Floyd expects his defense will cost him over $2 million dollars. I have no idea how much it's going to cost the USADA, but we're paying the fees for them to draw this process out, and for an unfair "Un-American" system. Floyd has to prove he's innocent... they do not have to proof he's guilty. The accusation is enough for them.
Sadly, even if the case IS thrown out, or if they do not strip him of his title, the stigma will follow him forever.
(*foolproof in science doesn't exist. Actually, I don't think there's anything in life that is foolproof... especially if the human element is involved. Mistakes happen).
Tonight is Matt's racing team fundraisor at the Iron Hill Brewery. They sold out of tickets, and we're thrilled at the great response. I will say that this is an expensive, time consuming hobby for Matt. The guys that do these amatuer races are passionate. The amount of hours they train. The amount of money they spend. It's a passion that I can relate to (I, afterall, do collect yarn). So my heart is breaking for Floyd and his family... because I know that he just wants to ride his bike. It doesn't matter if you're a seasoned professional, or just a local Cat 3 rider. It's about getting out there and riding and racing.
So if I still have your attention, I'll talking Knitting (hey, it IS called "Knitting Park", not "Cycling Park"... hell, I don't even own a bike. Matt and I have a deal: I'll start riding if he starts knitting).
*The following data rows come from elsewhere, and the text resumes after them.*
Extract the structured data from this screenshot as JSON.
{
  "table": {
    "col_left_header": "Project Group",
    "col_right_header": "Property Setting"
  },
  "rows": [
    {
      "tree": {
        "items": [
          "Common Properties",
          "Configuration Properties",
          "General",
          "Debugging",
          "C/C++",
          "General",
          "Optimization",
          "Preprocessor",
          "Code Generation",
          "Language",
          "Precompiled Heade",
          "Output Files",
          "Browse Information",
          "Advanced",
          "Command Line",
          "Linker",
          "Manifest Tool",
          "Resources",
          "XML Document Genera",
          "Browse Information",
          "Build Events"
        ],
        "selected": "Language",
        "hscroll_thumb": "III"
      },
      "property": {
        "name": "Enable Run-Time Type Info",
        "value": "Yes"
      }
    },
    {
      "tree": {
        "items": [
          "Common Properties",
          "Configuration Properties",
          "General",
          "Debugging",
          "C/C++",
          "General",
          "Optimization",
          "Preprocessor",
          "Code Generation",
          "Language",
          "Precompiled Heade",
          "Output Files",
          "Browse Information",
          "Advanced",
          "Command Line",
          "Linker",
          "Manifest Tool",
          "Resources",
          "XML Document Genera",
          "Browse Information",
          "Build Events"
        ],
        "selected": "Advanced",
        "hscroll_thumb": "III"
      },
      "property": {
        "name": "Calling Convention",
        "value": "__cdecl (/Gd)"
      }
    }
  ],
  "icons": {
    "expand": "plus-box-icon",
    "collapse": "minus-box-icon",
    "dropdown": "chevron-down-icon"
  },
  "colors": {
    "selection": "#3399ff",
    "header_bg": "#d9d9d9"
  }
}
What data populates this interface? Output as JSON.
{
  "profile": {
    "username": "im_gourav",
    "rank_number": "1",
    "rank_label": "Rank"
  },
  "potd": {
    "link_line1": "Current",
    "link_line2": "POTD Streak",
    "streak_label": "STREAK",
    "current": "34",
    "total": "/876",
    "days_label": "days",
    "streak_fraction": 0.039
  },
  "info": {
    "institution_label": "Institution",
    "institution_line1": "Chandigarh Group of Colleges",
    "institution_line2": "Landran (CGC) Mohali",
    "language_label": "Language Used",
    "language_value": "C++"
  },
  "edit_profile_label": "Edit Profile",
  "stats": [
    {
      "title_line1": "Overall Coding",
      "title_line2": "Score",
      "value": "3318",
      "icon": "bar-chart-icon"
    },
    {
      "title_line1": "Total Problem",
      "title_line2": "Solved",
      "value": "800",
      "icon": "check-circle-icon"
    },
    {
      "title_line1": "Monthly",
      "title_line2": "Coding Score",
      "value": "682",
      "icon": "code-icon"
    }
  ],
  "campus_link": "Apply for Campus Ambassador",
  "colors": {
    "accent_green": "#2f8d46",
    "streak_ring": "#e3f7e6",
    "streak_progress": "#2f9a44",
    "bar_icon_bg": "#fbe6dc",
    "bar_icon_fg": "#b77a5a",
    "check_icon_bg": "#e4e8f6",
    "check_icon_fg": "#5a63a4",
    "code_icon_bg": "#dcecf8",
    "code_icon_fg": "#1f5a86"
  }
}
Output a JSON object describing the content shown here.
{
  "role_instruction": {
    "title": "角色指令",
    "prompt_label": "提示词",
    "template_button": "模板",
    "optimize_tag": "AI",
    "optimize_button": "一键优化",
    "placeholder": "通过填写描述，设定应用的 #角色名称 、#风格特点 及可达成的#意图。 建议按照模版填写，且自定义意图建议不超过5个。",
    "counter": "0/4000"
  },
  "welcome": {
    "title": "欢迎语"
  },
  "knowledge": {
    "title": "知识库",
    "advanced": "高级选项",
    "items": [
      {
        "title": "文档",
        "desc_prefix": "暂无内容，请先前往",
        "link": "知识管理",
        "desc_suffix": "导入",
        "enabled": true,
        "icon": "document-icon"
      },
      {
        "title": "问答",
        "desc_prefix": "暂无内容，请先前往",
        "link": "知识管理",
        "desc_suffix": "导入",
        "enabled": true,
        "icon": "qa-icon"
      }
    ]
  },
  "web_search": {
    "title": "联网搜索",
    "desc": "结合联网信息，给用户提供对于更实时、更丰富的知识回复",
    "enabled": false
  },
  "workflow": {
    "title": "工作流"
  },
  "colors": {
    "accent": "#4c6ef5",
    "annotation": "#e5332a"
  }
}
The Half Linen Cardigan will be finished today... well, at least all the "swatches" will be finished (and a huge sigh of relief: I should have enough yarn... even for the binding), but I'll still need to block them. I think I'll do a light steam. It's wool/mohair/silk and I think a light steam will be the most effective.
I bought this yarn on impulse (ya, shut up, I heard that snort... again, I collect yarn. It's a good hobby. Practical.... and yarn doesn't have to be dusted) without any idea what I was going to use it for. I love when I stumble across gorgeous yarn then stumble across the perfect pattern for it. This one is it.
Ya, look for me at the Brooks Fiber Farm booth at the next knitting even (hmmm, Maryland Sheep & Wool? perhaps?)
Jane: I sent you info for the Rose Leaf Pullover, but for anyone else interested, the pattern is from a Paton's booklet called "Great Inspirations" and is sadly out of print. Look for it on Ebay, as I think there is one listed right now.
Sarah: oh ya, I think a road trip to Kraemer is well in order. I'm really enjoying the Tatamy Tweed. Darlene does have the worsted weight in stock now... hmmm, all I cas say is "Stone Cotton Cardigan"...
Nicole: Thanks! the ribby is "okay" and I really like the tweed looks. it's going to be a great "yard work" sweater (yes, I type "yarn" first every time I go to type "yard")
Debby: I'm lucky, as my allergies aren't bad (mostly just sinus headaches and a little draining), but that with stomach issues and it sucks! Hope your visit to the allergist went well!!!
Well, off to finish the last "swatch" for the half linen cardigan!
So keep on Knittin'!